Segment Start: Records provided

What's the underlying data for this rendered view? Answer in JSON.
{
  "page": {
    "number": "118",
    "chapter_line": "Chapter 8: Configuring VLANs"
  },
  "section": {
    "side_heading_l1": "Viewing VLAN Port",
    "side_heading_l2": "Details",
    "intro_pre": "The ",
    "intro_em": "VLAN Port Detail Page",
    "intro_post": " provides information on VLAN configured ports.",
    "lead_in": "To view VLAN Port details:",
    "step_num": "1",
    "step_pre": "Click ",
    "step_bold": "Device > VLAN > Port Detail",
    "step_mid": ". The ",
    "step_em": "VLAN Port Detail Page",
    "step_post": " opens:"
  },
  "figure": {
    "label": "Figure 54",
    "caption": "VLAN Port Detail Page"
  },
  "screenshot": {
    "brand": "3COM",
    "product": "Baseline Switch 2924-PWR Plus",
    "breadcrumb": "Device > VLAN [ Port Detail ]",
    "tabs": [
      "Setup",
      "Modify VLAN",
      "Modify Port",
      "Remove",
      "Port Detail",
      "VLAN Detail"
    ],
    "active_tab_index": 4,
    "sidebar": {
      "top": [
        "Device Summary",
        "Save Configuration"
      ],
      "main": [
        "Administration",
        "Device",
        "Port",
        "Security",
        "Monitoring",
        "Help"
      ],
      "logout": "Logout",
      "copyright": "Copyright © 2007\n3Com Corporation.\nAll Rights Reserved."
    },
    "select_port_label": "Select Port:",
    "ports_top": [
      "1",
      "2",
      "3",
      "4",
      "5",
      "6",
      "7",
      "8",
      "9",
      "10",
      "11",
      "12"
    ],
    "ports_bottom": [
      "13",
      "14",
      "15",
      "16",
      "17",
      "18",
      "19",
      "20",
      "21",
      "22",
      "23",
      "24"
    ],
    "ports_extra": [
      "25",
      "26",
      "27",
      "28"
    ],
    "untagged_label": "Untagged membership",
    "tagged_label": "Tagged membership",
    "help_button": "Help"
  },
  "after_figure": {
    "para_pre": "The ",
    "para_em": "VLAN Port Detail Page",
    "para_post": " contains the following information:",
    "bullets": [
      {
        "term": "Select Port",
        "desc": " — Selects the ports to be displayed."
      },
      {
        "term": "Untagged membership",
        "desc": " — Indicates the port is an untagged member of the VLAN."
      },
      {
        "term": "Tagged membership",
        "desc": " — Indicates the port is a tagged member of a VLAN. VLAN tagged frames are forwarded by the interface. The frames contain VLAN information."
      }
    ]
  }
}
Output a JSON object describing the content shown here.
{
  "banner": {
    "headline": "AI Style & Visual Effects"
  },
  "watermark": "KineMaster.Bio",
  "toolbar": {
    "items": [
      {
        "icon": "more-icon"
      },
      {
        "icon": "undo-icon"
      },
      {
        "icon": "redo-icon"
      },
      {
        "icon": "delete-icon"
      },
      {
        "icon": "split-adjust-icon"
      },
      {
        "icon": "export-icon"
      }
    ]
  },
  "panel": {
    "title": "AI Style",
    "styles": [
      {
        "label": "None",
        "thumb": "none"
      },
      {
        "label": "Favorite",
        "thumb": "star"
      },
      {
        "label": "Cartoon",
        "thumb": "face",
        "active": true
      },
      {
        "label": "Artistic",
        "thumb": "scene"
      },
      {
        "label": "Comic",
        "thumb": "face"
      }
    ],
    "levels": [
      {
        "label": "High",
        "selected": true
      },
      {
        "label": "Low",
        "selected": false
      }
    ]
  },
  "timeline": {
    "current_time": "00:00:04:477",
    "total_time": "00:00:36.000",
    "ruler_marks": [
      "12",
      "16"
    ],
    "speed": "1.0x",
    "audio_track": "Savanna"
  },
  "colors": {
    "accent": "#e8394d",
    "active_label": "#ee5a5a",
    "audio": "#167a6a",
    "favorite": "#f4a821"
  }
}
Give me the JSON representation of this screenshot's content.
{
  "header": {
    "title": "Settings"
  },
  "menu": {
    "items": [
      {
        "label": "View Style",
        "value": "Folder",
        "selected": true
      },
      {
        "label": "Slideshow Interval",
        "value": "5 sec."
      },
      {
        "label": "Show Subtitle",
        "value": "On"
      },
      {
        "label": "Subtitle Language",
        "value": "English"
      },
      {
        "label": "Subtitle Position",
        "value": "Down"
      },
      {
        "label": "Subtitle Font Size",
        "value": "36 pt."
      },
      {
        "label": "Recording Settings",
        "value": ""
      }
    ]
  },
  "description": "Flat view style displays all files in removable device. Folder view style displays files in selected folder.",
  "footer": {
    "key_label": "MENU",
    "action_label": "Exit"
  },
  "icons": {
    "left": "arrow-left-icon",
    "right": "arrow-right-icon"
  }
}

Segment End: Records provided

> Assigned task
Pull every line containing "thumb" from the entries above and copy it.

> Task response
        "thumb": "none"
        "thumb": "star"
        "thumb": "face",
        "thumb": "scene"
        "thumb": "face"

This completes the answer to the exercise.